_What you will do:_ Keep every line of the data below that has the string "입력해주세요" and present those lines.

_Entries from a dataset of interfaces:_
========
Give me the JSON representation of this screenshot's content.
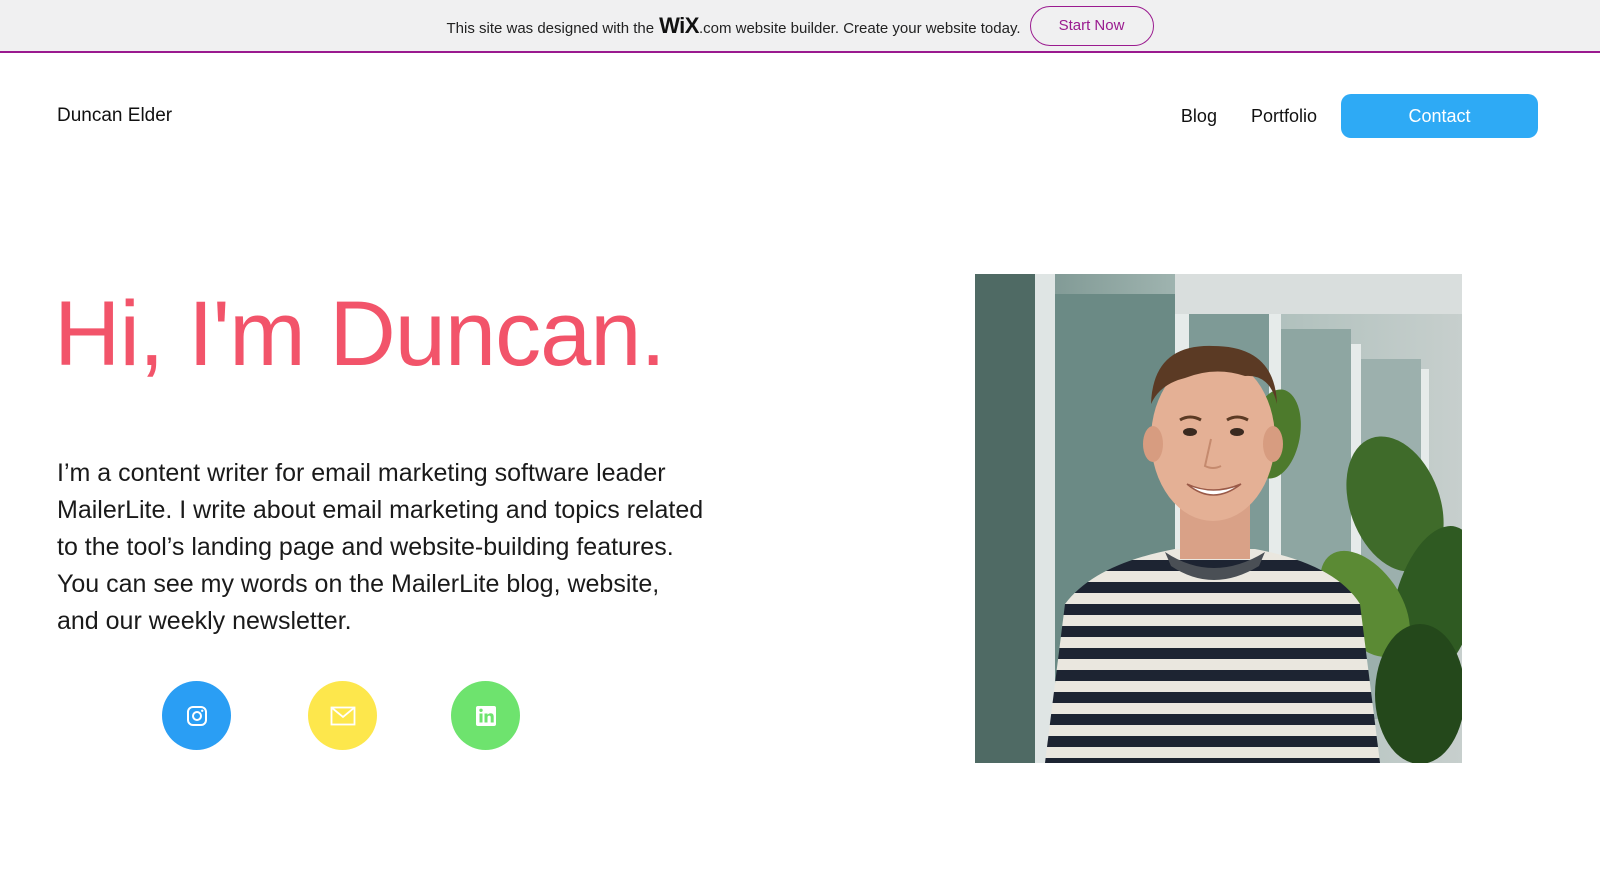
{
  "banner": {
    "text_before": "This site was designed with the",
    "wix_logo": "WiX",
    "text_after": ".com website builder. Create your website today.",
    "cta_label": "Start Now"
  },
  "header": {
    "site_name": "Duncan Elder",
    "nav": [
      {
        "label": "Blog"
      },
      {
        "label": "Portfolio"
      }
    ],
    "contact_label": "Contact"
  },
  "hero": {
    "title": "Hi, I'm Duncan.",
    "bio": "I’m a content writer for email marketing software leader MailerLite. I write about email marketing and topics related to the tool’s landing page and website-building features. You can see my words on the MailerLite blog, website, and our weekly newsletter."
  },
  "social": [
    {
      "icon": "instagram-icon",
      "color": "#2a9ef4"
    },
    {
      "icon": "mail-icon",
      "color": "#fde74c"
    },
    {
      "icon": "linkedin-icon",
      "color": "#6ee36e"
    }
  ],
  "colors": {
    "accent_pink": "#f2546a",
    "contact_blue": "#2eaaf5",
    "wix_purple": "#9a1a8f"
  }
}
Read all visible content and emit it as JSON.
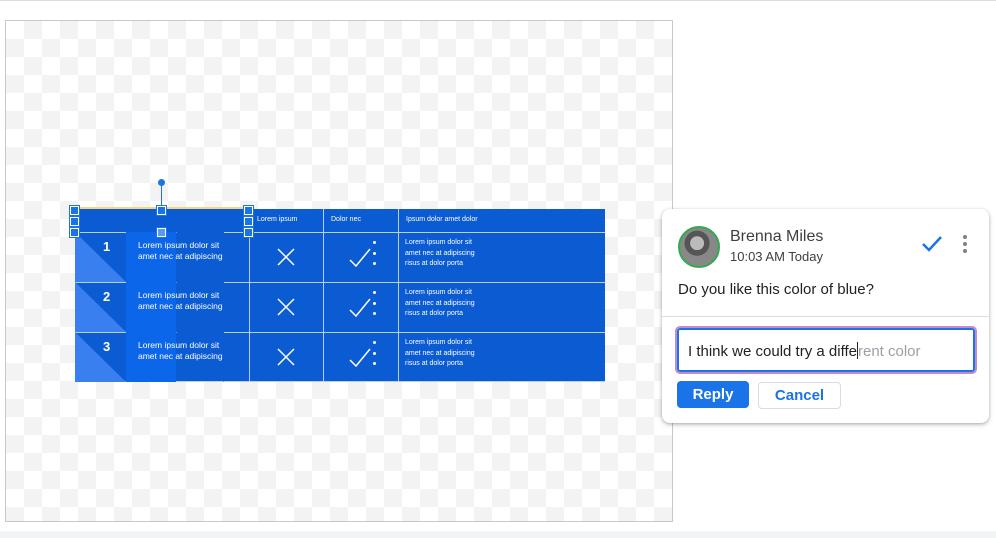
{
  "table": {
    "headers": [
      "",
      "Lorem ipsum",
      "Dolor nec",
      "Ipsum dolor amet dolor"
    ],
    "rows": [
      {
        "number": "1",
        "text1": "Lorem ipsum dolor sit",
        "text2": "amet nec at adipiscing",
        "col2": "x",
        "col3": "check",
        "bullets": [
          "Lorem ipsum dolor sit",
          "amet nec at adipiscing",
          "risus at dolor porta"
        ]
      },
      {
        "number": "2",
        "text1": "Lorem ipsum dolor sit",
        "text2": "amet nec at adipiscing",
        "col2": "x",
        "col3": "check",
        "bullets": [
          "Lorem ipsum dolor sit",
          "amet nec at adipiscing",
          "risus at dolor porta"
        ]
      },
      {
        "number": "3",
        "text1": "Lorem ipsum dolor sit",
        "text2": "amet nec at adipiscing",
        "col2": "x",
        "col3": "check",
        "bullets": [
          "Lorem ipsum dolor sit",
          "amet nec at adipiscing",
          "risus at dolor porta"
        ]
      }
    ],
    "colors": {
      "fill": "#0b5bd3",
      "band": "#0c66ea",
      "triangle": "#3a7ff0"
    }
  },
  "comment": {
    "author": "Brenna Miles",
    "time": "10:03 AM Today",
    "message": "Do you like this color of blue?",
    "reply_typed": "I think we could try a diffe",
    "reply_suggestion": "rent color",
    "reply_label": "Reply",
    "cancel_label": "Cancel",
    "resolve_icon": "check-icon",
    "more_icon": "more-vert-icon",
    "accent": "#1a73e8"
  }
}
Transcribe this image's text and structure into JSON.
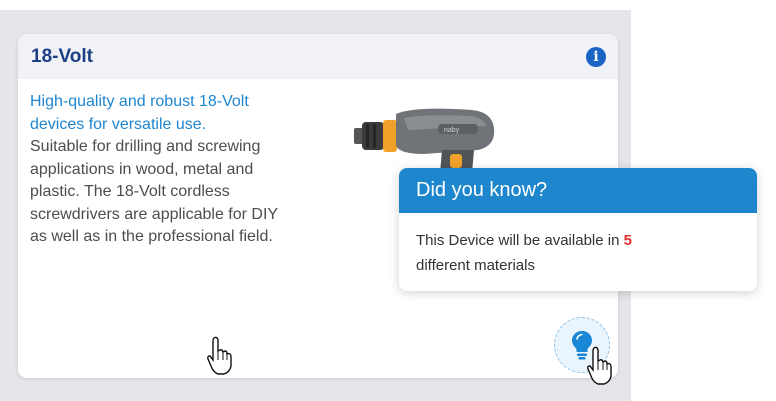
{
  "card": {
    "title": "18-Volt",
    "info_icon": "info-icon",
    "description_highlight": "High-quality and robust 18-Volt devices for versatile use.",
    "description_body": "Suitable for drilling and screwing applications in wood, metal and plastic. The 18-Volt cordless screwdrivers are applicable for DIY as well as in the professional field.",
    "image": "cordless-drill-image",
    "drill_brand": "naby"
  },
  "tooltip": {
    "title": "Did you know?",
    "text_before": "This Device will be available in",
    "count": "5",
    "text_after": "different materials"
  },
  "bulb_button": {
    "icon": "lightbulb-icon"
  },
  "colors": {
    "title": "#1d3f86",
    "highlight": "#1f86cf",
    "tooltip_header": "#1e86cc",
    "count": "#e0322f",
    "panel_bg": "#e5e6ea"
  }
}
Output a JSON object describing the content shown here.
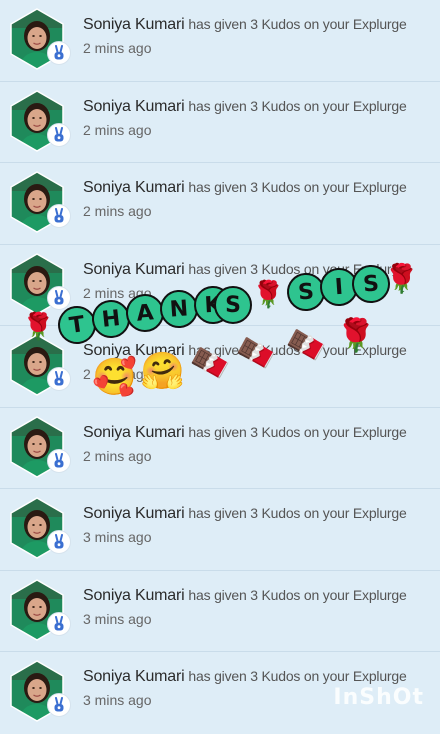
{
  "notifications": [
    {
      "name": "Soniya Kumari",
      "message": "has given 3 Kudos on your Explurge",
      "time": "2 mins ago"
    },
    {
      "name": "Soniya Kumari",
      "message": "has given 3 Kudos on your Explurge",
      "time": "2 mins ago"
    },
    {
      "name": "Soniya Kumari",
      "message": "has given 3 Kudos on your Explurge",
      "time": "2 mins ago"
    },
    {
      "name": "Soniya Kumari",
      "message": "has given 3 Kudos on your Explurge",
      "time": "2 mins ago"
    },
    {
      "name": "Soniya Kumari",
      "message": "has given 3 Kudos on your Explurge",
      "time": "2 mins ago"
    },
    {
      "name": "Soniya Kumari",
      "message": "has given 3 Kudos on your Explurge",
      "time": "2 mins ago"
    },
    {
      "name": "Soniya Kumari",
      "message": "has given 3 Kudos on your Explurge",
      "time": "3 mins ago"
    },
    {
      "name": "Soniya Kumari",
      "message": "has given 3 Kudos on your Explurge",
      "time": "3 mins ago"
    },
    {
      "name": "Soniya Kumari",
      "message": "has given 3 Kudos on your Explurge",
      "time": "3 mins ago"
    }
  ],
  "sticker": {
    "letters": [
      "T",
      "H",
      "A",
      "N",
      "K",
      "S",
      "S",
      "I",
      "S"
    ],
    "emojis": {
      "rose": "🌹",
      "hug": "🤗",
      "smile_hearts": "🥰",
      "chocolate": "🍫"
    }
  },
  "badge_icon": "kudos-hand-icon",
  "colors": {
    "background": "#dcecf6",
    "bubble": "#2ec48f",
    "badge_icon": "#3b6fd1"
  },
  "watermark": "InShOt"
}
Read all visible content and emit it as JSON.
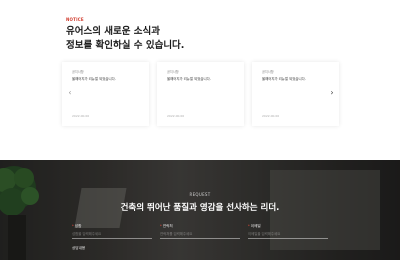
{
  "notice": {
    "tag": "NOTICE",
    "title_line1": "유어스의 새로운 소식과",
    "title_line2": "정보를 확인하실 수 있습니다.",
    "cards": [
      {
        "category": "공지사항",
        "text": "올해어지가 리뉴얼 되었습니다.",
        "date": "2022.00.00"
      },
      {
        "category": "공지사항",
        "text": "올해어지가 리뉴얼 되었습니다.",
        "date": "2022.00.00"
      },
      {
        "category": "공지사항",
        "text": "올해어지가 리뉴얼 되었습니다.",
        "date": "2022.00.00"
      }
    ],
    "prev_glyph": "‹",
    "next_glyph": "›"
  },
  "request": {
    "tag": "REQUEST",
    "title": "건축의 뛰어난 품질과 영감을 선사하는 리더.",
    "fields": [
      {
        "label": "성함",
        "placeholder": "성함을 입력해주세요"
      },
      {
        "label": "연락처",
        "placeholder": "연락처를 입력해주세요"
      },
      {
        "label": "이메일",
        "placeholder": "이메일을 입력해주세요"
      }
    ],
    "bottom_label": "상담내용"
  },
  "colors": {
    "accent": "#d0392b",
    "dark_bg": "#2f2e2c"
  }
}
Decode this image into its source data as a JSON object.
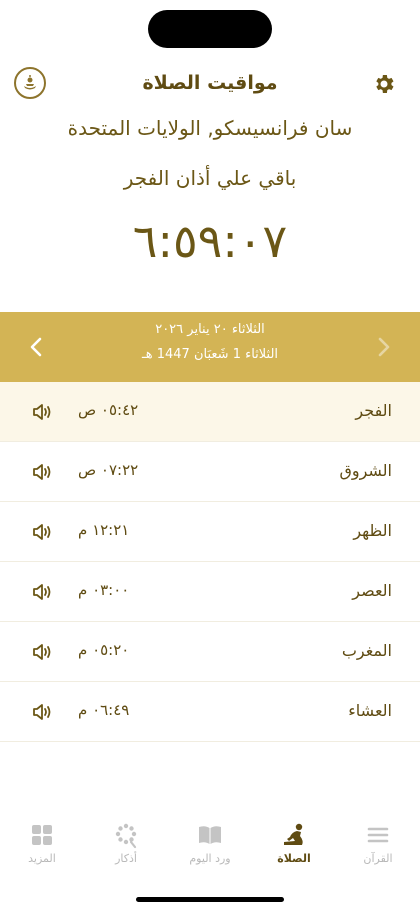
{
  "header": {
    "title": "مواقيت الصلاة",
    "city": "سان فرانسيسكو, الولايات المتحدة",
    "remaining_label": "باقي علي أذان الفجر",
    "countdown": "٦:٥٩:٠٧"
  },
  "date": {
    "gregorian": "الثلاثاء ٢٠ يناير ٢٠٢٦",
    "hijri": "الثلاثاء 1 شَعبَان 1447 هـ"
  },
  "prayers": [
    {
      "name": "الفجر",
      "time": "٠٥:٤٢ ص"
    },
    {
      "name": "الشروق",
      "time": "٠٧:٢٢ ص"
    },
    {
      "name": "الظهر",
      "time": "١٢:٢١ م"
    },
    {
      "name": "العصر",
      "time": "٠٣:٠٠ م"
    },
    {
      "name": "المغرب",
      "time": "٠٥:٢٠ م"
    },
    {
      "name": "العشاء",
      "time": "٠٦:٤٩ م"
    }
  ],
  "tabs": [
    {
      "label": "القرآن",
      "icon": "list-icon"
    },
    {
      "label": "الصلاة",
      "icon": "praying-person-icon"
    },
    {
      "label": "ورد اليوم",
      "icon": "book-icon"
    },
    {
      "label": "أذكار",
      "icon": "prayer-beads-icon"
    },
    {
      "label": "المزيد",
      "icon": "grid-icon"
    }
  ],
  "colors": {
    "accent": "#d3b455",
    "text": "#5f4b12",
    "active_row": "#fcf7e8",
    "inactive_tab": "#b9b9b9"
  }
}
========
_Solution for this exercise:_
        "placeholder": "성함을 입력해주세요"
        "placeholder": "연락처를 입력해주세요"
        "placeholder": "이메일을 입력해주세요"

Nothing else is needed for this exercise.